Salinity gradients could be a great source of energy in the future. Capacitive energy extraction based on Donnan Potential (CDP) is a new technique to directly convert this energy into electricity. COP uses a supercapacitor-like device combining ion exchange membranes and capacitive materials to adsorb and desorb ions with the Donnan Potential of the membranes as only driving force. The resulting current can be extracted through an external load. In this study, traditional electrochemical techniques: galvanostatic charge-discharge and cyclic voltammetry were used to investigate intrinsic properties of this open system. This study demonstrates the feasibility to characterize the capacitive behavior of the cell in low concentration (0.5 M). Presence of membranes, as well as the possibility of having the electrolyte flowing through the cell was investigated. In the studied cell, the presence of membranes showed a limitation by the anion exchange membrane at low current densities but no effect at high current densities. The flow rate did not influence the capacitance of the system either.
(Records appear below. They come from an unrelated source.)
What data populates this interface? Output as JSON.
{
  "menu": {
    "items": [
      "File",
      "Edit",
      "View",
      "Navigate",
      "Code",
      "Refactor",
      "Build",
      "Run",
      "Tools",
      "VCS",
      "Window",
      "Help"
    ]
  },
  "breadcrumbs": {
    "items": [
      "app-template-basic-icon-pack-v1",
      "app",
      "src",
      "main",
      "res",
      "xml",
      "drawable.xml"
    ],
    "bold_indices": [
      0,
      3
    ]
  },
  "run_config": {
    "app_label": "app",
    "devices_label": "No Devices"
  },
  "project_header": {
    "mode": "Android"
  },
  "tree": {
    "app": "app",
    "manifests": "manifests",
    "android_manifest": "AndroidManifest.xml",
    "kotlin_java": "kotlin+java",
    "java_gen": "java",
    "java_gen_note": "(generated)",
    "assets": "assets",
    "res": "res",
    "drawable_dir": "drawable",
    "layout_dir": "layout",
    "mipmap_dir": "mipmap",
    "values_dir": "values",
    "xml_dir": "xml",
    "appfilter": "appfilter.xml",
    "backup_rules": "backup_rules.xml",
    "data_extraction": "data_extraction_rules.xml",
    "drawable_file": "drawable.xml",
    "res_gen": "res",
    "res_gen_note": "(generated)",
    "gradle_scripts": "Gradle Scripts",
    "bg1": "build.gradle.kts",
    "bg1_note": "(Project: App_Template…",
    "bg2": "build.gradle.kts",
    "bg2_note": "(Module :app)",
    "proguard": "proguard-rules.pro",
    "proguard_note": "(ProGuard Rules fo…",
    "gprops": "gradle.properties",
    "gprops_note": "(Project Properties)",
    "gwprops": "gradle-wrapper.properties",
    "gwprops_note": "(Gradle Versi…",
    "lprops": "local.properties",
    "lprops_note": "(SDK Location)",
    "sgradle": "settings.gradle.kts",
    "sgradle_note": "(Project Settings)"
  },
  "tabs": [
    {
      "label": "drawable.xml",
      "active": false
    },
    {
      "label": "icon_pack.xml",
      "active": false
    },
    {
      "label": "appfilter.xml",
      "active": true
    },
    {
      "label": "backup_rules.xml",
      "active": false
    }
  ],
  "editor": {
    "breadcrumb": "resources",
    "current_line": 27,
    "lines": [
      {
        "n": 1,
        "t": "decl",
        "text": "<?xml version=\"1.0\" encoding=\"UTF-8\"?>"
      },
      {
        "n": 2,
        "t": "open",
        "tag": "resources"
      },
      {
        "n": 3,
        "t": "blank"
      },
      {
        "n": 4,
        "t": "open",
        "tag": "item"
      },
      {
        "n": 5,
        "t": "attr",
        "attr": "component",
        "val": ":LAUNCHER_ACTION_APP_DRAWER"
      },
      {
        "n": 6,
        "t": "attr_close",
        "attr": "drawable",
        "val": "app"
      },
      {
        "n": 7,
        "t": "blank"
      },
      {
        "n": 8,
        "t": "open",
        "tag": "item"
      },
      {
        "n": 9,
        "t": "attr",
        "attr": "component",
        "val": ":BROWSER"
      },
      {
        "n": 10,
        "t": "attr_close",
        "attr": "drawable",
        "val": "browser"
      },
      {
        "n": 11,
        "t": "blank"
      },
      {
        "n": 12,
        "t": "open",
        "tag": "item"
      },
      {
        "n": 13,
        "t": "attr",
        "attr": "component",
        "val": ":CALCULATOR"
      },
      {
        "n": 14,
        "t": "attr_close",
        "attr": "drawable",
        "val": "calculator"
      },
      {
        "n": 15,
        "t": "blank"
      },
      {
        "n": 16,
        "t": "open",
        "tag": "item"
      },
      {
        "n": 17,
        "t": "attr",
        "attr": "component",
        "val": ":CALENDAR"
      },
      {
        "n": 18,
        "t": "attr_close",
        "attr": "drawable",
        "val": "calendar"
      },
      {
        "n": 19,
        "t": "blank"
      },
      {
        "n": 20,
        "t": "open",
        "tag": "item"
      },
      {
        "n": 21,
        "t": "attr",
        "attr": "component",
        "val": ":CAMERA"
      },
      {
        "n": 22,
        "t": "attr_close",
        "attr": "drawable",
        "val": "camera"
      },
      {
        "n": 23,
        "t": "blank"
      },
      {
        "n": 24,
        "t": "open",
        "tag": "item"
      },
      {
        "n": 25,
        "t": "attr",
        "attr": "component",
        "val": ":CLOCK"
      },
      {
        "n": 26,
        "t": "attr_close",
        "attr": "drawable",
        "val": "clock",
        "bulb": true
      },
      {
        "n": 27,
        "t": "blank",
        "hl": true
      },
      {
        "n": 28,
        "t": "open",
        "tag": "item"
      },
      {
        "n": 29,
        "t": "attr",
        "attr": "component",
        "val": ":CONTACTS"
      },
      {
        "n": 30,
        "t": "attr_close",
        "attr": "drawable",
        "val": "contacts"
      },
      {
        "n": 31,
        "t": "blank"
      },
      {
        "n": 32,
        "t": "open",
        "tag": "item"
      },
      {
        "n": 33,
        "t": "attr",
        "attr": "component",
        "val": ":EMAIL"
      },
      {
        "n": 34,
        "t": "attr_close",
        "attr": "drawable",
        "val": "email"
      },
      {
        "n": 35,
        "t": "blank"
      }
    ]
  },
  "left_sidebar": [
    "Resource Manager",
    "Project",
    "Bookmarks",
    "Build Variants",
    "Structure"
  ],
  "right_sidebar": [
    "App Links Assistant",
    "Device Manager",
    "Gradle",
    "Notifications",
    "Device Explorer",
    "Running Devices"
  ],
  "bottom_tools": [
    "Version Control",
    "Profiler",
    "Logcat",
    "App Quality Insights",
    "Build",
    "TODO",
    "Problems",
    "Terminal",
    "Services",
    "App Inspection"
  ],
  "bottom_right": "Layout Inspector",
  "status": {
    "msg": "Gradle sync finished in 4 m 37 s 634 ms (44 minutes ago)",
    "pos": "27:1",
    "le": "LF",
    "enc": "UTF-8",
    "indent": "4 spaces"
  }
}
Sales, B. B., Liu, F., Schaetzle, O., Buisman, C. J. N., & Hamelers, H. V. M. (2012). Electrochemical characterization of a supercapacitor flow cell for power production from salinity gradients. Electrochimica Acta, 86, 298-304. https://doi.org/10.1016/j.electacta.2012.05.069